Work request: How many lines below include the string "ouverture"? State the number alone.

[Items from an interface collection]
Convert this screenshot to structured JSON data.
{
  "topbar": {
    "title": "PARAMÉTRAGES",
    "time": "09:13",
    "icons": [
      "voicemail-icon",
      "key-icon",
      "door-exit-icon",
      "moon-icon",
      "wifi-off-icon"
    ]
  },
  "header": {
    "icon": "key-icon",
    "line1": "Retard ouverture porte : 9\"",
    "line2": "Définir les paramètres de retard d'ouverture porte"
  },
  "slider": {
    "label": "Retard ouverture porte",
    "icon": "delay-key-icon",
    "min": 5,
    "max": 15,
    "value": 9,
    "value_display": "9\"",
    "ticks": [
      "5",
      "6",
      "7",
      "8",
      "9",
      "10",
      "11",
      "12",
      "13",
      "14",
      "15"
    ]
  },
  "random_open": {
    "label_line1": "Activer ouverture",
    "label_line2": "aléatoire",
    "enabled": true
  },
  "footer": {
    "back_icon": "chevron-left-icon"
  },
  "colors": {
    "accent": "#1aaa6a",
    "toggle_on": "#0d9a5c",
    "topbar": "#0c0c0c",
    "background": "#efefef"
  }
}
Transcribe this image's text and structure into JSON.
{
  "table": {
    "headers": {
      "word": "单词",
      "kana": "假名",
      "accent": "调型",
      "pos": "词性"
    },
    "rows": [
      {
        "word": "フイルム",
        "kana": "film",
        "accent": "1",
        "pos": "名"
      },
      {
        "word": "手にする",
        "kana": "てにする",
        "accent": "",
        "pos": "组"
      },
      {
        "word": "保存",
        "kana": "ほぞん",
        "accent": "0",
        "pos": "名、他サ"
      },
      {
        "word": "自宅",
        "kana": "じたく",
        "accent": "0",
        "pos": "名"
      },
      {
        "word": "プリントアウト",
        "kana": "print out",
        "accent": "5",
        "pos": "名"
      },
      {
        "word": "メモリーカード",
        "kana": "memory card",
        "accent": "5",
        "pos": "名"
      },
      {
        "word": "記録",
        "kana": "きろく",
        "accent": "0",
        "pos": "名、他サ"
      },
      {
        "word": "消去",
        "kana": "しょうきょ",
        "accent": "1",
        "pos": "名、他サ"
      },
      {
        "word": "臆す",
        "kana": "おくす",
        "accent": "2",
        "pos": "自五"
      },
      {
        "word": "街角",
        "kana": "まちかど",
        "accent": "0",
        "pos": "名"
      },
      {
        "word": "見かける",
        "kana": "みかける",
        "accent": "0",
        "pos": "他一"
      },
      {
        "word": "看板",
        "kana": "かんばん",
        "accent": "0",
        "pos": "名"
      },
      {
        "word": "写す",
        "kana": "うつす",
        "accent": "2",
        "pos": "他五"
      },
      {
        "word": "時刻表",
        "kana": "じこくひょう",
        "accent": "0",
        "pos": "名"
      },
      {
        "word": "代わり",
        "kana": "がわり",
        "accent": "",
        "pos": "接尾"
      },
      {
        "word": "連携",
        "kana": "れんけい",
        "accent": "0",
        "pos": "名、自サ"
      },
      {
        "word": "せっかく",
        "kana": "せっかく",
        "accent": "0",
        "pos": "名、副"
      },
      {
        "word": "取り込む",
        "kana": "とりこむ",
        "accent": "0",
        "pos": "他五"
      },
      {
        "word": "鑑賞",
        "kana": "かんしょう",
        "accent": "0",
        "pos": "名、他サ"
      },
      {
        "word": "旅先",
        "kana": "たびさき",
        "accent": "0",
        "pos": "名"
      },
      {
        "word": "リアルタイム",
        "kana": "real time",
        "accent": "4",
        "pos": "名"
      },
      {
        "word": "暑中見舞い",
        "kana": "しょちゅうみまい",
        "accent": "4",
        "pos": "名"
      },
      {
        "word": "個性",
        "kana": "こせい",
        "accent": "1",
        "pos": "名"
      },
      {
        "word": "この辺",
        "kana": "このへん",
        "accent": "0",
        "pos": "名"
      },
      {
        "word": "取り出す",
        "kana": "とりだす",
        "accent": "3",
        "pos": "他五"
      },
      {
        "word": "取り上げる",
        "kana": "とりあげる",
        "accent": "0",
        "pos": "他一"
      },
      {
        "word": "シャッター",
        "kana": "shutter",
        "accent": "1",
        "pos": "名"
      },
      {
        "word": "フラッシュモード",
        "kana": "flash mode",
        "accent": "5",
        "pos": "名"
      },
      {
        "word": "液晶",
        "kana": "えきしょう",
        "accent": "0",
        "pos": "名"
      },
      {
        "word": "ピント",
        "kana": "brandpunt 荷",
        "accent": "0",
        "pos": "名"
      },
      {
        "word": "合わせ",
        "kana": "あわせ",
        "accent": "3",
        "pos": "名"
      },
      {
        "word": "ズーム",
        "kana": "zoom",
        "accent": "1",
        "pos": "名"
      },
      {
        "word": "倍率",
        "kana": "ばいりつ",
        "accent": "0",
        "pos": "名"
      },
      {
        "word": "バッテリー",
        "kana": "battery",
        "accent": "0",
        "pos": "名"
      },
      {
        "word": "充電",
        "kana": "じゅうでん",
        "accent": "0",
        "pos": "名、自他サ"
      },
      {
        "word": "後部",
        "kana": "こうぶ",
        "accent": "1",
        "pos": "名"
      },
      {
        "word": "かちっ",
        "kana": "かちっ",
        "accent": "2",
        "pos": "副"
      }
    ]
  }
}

Answer to this problem: 4